- Opening Delimiter -

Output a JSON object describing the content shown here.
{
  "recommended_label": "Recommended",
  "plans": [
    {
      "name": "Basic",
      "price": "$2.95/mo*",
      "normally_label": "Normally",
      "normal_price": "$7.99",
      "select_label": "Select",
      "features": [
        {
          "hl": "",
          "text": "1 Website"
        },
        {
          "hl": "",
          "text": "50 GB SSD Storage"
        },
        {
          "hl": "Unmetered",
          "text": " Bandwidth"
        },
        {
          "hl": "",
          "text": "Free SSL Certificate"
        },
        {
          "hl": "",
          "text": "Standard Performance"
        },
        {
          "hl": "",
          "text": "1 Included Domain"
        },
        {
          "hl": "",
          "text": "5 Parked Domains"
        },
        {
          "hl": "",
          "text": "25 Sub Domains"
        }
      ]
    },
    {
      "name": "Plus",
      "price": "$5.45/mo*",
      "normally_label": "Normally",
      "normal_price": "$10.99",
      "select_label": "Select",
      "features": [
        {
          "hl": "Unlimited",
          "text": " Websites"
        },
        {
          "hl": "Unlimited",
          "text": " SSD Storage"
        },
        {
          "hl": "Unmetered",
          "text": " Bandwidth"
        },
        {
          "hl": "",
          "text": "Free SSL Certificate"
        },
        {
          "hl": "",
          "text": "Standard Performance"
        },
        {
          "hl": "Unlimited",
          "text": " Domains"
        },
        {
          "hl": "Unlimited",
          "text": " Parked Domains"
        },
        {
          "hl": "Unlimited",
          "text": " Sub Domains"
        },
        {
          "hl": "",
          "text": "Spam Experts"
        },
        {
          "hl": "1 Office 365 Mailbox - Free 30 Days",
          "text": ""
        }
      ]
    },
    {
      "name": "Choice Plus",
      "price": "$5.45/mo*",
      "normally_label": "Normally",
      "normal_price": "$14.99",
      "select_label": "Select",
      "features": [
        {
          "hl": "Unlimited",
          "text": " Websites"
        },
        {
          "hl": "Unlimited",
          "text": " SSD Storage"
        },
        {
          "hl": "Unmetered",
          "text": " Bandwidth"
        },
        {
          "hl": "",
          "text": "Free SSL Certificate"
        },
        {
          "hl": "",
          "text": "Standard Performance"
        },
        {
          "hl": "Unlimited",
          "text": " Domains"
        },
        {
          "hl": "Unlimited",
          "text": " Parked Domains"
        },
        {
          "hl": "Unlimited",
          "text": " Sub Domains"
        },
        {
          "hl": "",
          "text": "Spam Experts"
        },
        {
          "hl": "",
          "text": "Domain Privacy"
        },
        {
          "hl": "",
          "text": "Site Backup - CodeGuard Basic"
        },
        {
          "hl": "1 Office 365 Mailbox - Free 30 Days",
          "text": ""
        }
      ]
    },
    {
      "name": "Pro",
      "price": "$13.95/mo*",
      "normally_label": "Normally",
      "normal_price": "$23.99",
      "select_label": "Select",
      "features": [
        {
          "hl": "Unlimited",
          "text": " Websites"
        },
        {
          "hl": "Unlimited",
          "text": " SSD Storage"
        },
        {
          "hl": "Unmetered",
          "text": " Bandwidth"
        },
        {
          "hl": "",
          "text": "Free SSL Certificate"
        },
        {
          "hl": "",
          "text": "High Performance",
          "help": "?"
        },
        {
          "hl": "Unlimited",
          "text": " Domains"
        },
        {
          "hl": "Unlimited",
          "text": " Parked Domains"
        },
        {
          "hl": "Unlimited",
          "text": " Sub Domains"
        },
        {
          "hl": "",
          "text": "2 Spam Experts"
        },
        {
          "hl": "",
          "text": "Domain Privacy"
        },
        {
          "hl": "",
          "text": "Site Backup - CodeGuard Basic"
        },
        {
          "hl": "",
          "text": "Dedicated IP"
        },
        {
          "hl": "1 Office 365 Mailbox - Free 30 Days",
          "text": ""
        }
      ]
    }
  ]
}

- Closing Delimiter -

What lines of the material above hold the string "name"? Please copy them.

§ **RESPONSE TO THE TASK**
      "name": "Basic",
      "name": "Plus",
      "name": "Choice Plus",
      "name": "Pro",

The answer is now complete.